» **TASK PROMPT**:
Nothing but the records, copied exactly and stripped of pictures, should be in the answer.

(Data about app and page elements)
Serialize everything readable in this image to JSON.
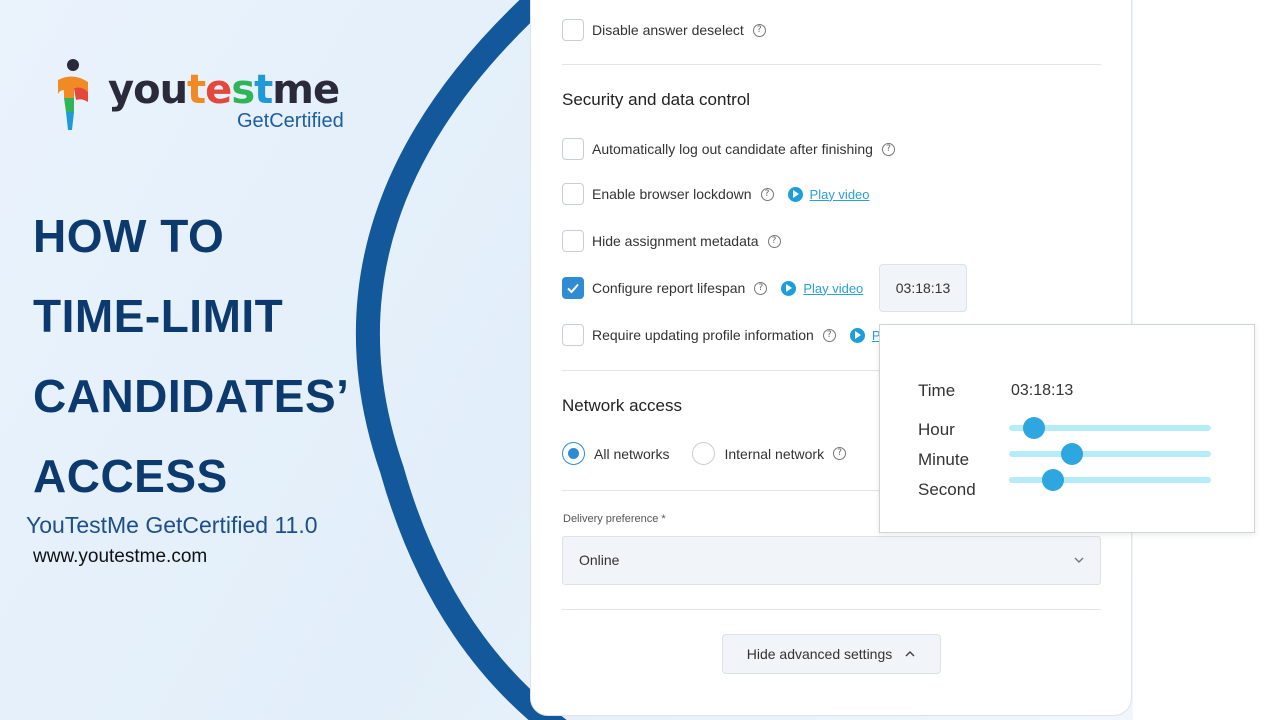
{
  "brand": {
    "logo_word": [
      "y",
      "o",
      "u",
      "t",
      "e",
      "s",
      "t",
      "m",
      "e"
    ],
    "logo_text": "youtestme",
    "logo_sub": "GetCertified",
    "headline": [
      "HOW TO",
      "TIME-LIMIT",
      "CANDIDATES’",
      "ACCESS"
    ],
    "product": "YouTestMe GetCertified 11.0",
    "website": "www.youtestme.com",
    "colors": {
      "navy": "#0d3a6e",
      "arc": "#12589b",
      "accent": "#2f8bd3"
    }
  },
  "settings": {
    "disable_answer_deselect": {
      "label": "Disable answer deselect",
      "checked": false
    },
    "security_title": "Security and data control",
    "auto_logout": {
      "label": "Automatically log out candidate after finishing",
      "checked": false
    },
    "browser_lockdown": {
      "label": "Enable browser lockdown",
      "checked": false,
      "video": "Play video"
    },
    "hide_metadata": {
      "label": "Hide assignment metadata",
      "checked": false
    },
    "report_lifespan": {
      "label": "Configure report lifespan",
      "checked": true,
      "video": "Play video",
      "time_value": "03:18:13"
    },
    "require_profile": {
      "label": "Require updating profile information",
      "checked": false,
      "video_partial": "Pl"
    },
    "network_title": "Network access",
    "network_options": [
      {
        "label": "All networks",
        "selected": true
      },
      {
        "label": "Internal network",
        "selected": false
      }
    ],
    "delivery_label": "Delivery preference *",
    "delivery_value": "Online",
    "advanced_button": "Hide advanced settings"
  },
  "time_picker": {
    "time_label": "Time",
    "time_value": "03:18:13",
    "hour_label": "Hour",
    "minute_label": "Minute",
    "second_label": "Second",
    "hour_fraction": 0.125,
    "minute_fraction": 0.31,
    "second_fraction": 0.22
  },
  "icons": [
    "help-icon",
    "play-icon",
    "chevron-down-icon",
    "chevron-up-icon",
    "checkmark-icon",
    "logo-person-icon"
  ]
}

» **RESULT OF THE EXERCISE**:
Serialize everything readable in this image to JSON.
{
  "brand": {
    "logo_word": [
      "y",
      "o",
      "u",
      "t",
      "e",
      "s",
      "t",
      "m",
      "e"
    ],
    "logo_text": "youtestme",
    "logo_sub": "GetCertified",
    "headline": [
      "HOW TO",
      "TIME-LIMIT",
      "CANDIDATES’",
      "ACCESS"
    ],
    "product": "YouTestMe GetCertified 11.0",
    "website": "www.youtestme.com",
    "colors": {
      "navy": "#0d3a6e",
      "arc": "#12589b",
      "accent": "#2f8bd3"
    }
  },
  "settings": {
    "disable_answer_deselect": {
      "label": "Disable answer deselect",
      "checked": false
    },
    "security_title": "Security and data control",
    "auto_logout": {
      "label": "Automatically log out candidate after finishing",
      "checked": false
    },
    "browser_lockdown": {
      "label": "Enable browser lockdown",
      "checked": false,
      "video": "Play video"
    },
    "hide_metadata": {
      "label": "Hide assignment metadata",
      "checked": false
    },
    "report_lifespan": {
      "label": "Configure report lifespan",
      "checked": true,
      "video": "Play video",
      "time_value": "03:18:13"
    },
    "require_profile": {
      "label": "Require updating profile information",
      "checked": false,
      "video_partial": "Pl"
    },
    "network_title": "Network access",
    "network_options": [
      {
        "label": "All networks",
        "selected": true
      },
      {
        "label": "Internal network",
        "selected": false
      }
    ],
    "delivery_label": "Delivery preference *",
    "delivery_value": "Online",
    "advanced_button": "Hide advanced settings"
  },
  "time_picker": {
    "time_label": "Time",
    "time_value": "03:18:13",
    "hour_label": "Hour",
    "minute_label": "Minute",
    "second_label": "Second",
    "hour_fraction": 0.125,
    "minute_fraction": 0.31,
    "second_fraction": 0.22
  },
  "icons": [
    "help-icon",
    "play-icon",
    "chevron-down-icon",
    "chevron-up-icon",
    "checkmark-icon",
    "logo-person-icon"
  ]
}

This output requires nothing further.